* EXERCISE INSTRUCTIONS: Wherever a line of the records contains "Confirm", copy that line.

* SUPPLIED RECORDS:
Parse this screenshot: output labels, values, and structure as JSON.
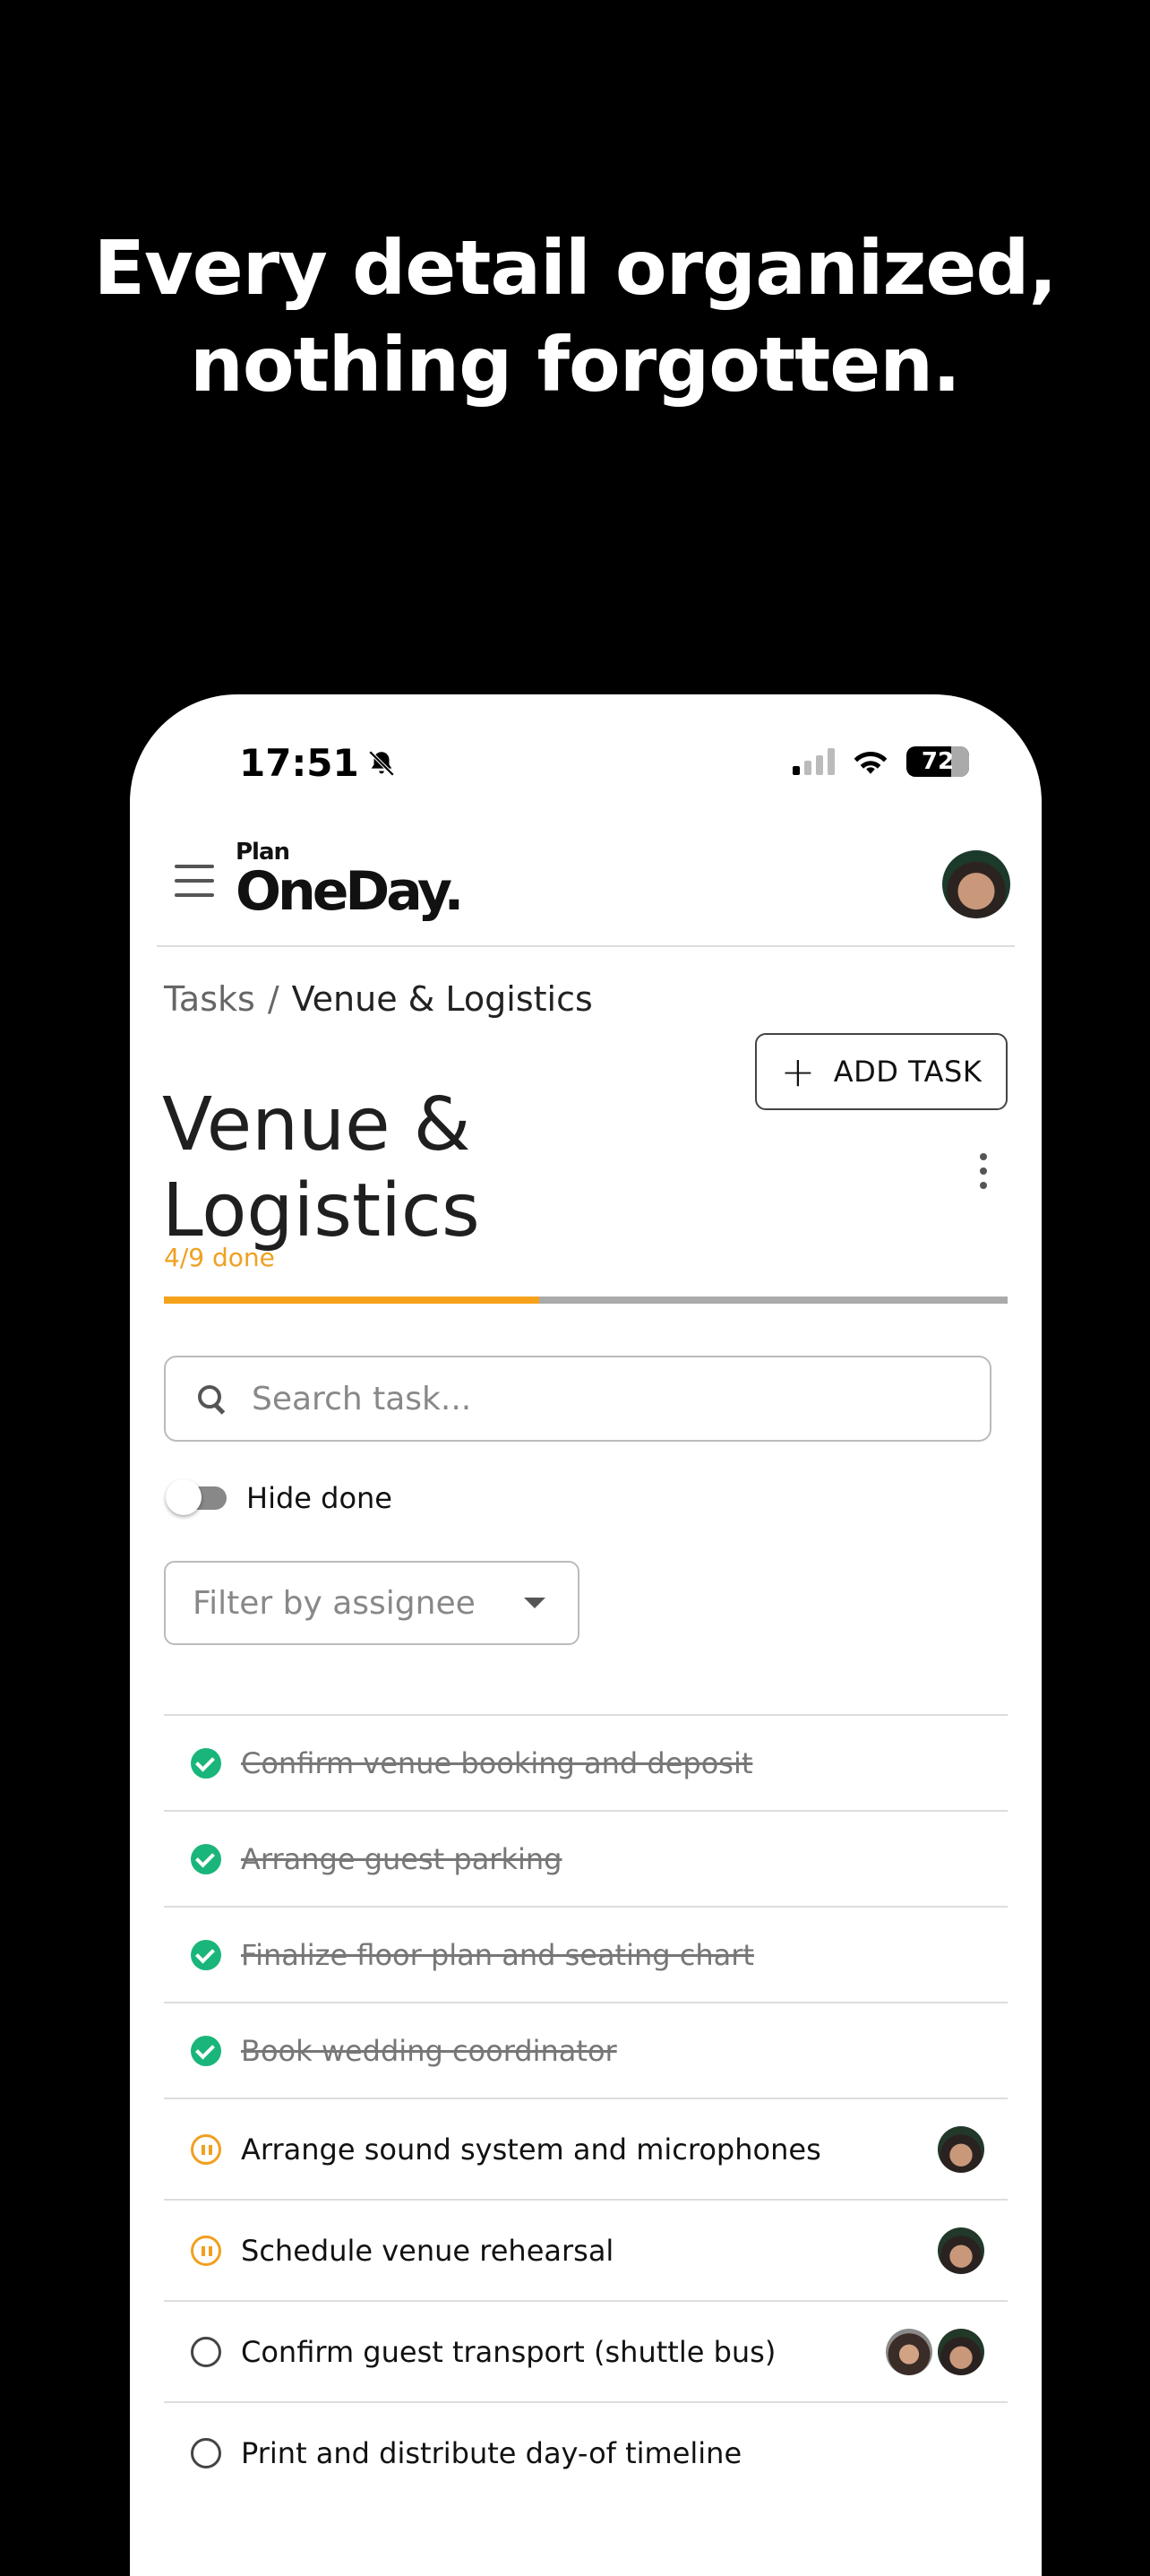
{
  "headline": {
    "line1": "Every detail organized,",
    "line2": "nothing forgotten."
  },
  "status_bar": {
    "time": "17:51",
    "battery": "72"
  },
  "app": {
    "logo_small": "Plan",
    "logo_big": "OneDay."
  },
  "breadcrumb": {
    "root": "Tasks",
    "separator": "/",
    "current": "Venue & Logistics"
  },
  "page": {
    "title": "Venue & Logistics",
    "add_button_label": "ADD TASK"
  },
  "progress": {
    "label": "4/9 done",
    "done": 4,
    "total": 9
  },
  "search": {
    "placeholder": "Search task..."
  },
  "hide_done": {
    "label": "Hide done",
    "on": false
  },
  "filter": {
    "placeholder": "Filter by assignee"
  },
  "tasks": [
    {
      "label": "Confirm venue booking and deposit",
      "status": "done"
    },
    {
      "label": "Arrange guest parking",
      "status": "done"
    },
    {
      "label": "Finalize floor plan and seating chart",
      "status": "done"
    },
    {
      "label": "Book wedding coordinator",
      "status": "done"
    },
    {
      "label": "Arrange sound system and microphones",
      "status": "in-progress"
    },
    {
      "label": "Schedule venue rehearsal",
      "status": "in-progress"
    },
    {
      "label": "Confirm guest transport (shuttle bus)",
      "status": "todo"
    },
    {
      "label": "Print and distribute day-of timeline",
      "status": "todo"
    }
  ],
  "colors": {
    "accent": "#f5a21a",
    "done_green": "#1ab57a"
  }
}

* RESULT OF THIS EXERCISE:
      "label": "Confirm venue booking and deposit",
      "label": "Confirm guest transport (shuttle bus)",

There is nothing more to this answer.